Collection entries:
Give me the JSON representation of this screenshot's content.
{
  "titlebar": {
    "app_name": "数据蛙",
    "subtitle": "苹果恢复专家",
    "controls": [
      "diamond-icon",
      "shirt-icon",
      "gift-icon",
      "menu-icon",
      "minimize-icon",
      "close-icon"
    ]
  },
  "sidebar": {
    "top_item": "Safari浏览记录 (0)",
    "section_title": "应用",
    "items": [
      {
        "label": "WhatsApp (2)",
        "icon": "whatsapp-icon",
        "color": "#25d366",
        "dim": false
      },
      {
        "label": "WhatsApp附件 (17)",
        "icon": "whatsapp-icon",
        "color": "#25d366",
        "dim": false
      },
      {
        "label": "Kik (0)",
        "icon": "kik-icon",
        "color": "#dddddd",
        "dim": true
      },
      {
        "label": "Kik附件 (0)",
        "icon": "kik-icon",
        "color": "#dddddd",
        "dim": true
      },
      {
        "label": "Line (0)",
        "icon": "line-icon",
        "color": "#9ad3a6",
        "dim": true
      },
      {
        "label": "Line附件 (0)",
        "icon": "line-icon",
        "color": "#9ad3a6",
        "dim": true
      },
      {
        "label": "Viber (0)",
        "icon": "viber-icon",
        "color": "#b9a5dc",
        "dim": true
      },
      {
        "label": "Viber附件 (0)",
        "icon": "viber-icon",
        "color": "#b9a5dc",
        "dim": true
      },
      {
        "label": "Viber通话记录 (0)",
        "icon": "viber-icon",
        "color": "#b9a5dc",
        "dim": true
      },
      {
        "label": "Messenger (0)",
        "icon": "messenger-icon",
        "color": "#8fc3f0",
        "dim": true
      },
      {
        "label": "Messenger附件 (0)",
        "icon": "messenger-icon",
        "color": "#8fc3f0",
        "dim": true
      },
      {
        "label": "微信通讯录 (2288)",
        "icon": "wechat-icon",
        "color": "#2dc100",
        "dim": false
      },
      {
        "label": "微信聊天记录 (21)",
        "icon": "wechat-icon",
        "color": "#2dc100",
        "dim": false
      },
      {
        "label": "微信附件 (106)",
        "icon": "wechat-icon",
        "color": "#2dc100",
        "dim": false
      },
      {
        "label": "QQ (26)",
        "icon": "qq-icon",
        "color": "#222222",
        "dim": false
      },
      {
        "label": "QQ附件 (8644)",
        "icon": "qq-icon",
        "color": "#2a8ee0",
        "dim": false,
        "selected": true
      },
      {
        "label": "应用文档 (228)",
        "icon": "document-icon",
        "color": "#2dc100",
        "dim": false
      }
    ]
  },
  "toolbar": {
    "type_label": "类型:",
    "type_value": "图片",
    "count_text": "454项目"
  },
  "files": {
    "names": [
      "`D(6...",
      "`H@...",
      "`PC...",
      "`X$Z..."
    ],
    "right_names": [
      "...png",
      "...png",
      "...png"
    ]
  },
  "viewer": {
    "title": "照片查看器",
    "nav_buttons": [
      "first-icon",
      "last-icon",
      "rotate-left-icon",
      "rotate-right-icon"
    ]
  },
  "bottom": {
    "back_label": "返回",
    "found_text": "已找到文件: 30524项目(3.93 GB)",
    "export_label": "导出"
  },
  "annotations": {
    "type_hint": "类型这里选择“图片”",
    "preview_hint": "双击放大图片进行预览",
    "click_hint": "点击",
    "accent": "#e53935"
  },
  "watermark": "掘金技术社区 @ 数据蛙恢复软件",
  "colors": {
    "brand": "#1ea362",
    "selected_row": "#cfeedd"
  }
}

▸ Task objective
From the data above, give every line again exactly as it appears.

▸ Expected answer
Give me the JSON representation of this screenshot's content.
{
  "titlebar": {
    "app_name": "数据蛙",
    "subtitle": "苹果恢复专家",
    "controls": [
      "diamond-icon",
      "shirt-icon",
      "gift-icon",
      "menu-icon",
      "minimize-icon",
      "close-icon"
    ]
  },
  "sidebar": {
    "top_item": "Safari浏览记录 (0)",
    "section_title": "应用",
    "items": [
      {
        "label": "WhatsApp (2)",
        "icon": "whatsapp-icon",
        "color": "#25d366",
        "dim": false
      },
      {
        "label": "WhatsApp附件 (17)",
        "icon": "whatsapp-icon",
        "color": "#25d366",
        "dim": false
      },
      {
        "label": "Kik (0)",
        "icon": "kik-icon",
        "color": "#dddddd",
        "dim": true
      },
      {
        "label": "Kik附件 (0)",
        "icon": "kik-icon",
        "color": "#dddddd",
        "dim": true
      },
      {
        "label": "Line (0)",
        "icon": "line-icon",
        "color": "#9ad3a6",
        "dim": true
      },
      {
        "label": "Line附件 (0)",
        "icon": "line-icon",
        "color": "#9ad3a6",
        "dim": true
      },
      {
        "label": "Viber (0)",
        "icon": "viber-icon",
        "color": "#b9a5dc",
        "dim": true
      },
      {
        "label": "Viber附件 (0)",
        "icon": "viber-icon",
        "color": "#b9a5dc",
        "dim": true
      },
      {
        "label": "Viber通话记录 (0)",
        "icon": "viber-icon",
        "color": "#b9a5dc",
        "dim": true
      },
      {
        "label": "Messenger (0)",
        "icon": "messenger-icon",
        "color": "#8fc3f0",
        "dim": true
      },
      {
        "label": "Messenger附件 (0)",
        "icon": "messenger-icon",
        "color": "#8fc3f0",
        "dim": true
      },
      {
        "label": "微信通讯录 (2288)",
        "icon": "wechat-icon",
        "color": "#2dc100",
        "dim": false
      },
      {
        "label": "微信聊天记录 (21)",
        "icon": "wechat-icon",
        "color": "#2dc100",
        "dim": false
      },
      {
        "label": "微信附件 (106)",
        "icon": "wechat-icon",
        "color": "#2dc100",
        "dim": false
      },
      {
        "label": "QQ (26)",
        "icon": "qq-icon",
        "color": "#222222",
        "dim": false
      },
      {
        "label": "QQ附件 (8644)",
        "icon": "qq-icon",
        "color": "#2a8ee0",
        "dim": false,
        "selected": true
      },
      {
        "label": "应用文档 (228)",
        "icon": "document-icon",
        "color": "#2dc100",
        "dim": false
      }
    ]
  },
  "toolbar": {
    "type_label": "类型:",
    "type_value": "图片",
    "count_text": "454项目"
  },
  "files": {
    "names": [
      "`D(6...",
      "`H@...",
      "`PC...",
      "`X$Z..."
    ],
    "right_names": [
      "...png",
      "...png",
      "...png"
    ]
  },
  "viewer": {
    "title": "照片查看器",
    "nav_buttons": [
      "first-icon",
      "last-icon",
      "rotate-left-icon",
      "rotate-right-icon"
    ]
  },
  "bottom": {
    "back_label": "返回",
    "found_text": "已找到文件: 30524项目(3.93 GB)",
    "export_label": "导出"
  },
  "annotations": {
    "type_hint": "类型这里选择“图片”",
    "preview_hint": "双击放大图片进行预览",
    "click_hint": "点击",
    "accent": "#e53935"
  },
  "watermark": "掘金技术社区 @ 数据蛙恢复软件",
  "colors": {
    "brand": "#1ea362",
    "selected_row": "#cfeedd"
  }
}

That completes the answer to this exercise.